A “preferred plan” presented to Cooper Landing community members last week shows the Resurrection Pass trail curving around the southeast portion of the parcel, as well as about 4 miles of new trails. An additional trail would connect Unit 395 to existing ski and equestrian trails. A wildlife corridor would move through the northwest corner of the parcel.

Assembly member Richard Derkevorkian, who represents Kenai, said during the Feb. 21 finance committee meeting that the borough should be cautious about developing an area that is entirely surrounded by federally owned land.

“The Chugach National Forest encompasses 5.5 million acres that’s likely never going to be developed on the Kenai Peninsula,” Derkevorkian said.

Per a timeline presented last week by RESPEC, approval of planning documents by assembly members is tentatively scheduled for May, with publication of plan documents tentatively scheduled for the end of May or early June.

More information about development of Unit 395 can be found on the project website at unit395planning.com.

Reach reporter Ashlyn O’Hara at ashlyn.ohara@peninsulaclarion.com.

Areas cleared to make way for the Cooper Landing Bypass Project (bottom) can be seen above the Kenai River in Cooper Landing in this August 10, 2021, photo. (Jeff Helminiak/Peninsula Clarion file)

Areas cleared to make way for the Cooper Landing Bypass Project (bottom) can be seen above the Kenai River in Cooper Landing in this August 10, 2021, photo. (Jeff Helminiak/Peninsula Clarion file)

More in News

A collage of photos of Nikiski North Star Elementary students taking swimming lessons at the Nikiski Pool. (Photo collages provided by Nikiski North Star Elementary)
Community effort puts 200 Nikiski North Star students through swimming lessons

The lessons covered “everything,” from basic flotation to constructing rough-but-functional life jackets out of clothing

From left, Rep. Andi Story, D-Juneau, hugs Rep. Stanley Wright, R-Anchorage, after House passage of sweeping education legislation while Rep. Maxine Dibert, D-Fairbanks, watches on Thursday, Feb. 22, 2024, in Juneau, Alaska. (Ashlyn O’Hara/Peninsula Clarion)
House passes BSA increase, with other education provisions

The bill now goes back to the Senate, where lawmakers must approve the bill as-is before it can head to the governor’s desk

Rep. Justin Ruffridge speaks about
House considers, rejects multiple school funding amendments during Wednesday floor debate

Over several hours, lawmakers considered six different increases in the Base Student Allocation to public schools

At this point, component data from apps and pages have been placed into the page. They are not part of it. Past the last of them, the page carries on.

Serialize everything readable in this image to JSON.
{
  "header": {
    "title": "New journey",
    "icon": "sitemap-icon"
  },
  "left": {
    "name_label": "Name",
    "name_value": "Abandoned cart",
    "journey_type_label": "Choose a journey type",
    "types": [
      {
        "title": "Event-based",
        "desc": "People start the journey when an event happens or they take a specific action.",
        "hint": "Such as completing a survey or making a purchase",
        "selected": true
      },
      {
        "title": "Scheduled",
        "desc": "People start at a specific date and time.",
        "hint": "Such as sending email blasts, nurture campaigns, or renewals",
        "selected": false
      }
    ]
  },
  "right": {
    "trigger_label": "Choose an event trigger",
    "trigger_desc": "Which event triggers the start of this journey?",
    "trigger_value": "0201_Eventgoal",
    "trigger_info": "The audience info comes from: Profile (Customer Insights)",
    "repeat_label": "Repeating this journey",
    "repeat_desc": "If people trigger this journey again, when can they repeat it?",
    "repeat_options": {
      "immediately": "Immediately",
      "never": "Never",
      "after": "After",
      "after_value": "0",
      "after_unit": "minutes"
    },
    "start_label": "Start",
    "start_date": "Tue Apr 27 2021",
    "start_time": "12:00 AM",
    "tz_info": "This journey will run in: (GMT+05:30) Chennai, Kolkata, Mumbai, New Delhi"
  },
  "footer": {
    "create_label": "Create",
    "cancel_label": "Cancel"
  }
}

U.S. Sen. Dan Sullivan addresses members of the Alaska Legislature in the House chambers on Wednesday, Feb. 21, 2024, in Juneau, Alaska. (Mark Sabbatini/Juneau Empire)
Dismissing critics, Sullivan touts LNG project

During his annual address to the Alaska Legislature on Wednesday, the U.S. senator said state leaders should be doing everything they can to make the project successful

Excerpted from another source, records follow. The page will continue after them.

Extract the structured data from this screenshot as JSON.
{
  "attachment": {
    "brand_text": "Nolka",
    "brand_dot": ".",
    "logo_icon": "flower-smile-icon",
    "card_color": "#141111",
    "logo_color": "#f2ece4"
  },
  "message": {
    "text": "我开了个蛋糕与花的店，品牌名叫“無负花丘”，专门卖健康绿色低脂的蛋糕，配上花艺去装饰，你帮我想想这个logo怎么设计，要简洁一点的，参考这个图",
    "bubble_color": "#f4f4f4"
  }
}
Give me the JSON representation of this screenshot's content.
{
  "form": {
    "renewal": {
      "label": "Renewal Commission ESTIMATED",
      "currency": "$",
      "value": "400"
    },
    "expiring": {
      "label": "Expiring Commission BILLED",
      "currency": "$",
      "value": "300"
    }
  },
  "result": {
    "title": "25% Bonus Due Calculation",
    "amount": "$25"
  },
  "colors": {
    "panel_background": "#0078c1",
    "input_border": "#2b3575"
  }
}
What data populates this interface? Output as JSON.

From left, Sen. Jesse Bjorkman, R-Nikiski, east side setnetter Ken Coleman and Konrad Jackson present information about a bill establishing a voluntary buyback program for east side setnet fishery permits during a Senate Finance Committee meeting on Monday, Feb. 19, 2024, in Juneau, Alaska. (Ashlyn O’Hara/Peninsula Clarion)
Senate committee hears setnet buyback bill

The East Side of Cook Inlet Set Net Fleet Reduction Act is sponsored by Nikiski Sen. Jesse Bjorkman

Rep. Justin Ruffridge, R-Soldotna, speaks in support of debating an omnibus education bill in the Alaska House Chambers on Monday, Feb. 19, 2024 in Juneau, Alaska. (Ashlyn O’Hara/Peninsula Clarion)
Tie vote kills early House debate on education funding

Lawmakers went into an hourslong recess that ended with adjournment until Tuesday morning

Mock-up illustration of in-development Kahtnu Area Transit Bus (Image courtesy Kenaitze Indian Tribe)
Kenaitze purchase Kenai’s former Kendall Ford building for transportation hub

Hetl Qenq’a will also serve as a hub for the upcoming Kahtnu Area Transit, a fixed route public bus service

Peninsula Clarion government and education reporter Ashlyn O’Hara stands in the hallways of the Alaska State Capitol in Juneau on Monday. (Ashlyn O’Hara/Peninsula Clarion)
Clarion reporter working in Juneau for legislative exchange

Reporter Ashlyn O’Hara will be covering statewide issues with a local lens

Most Read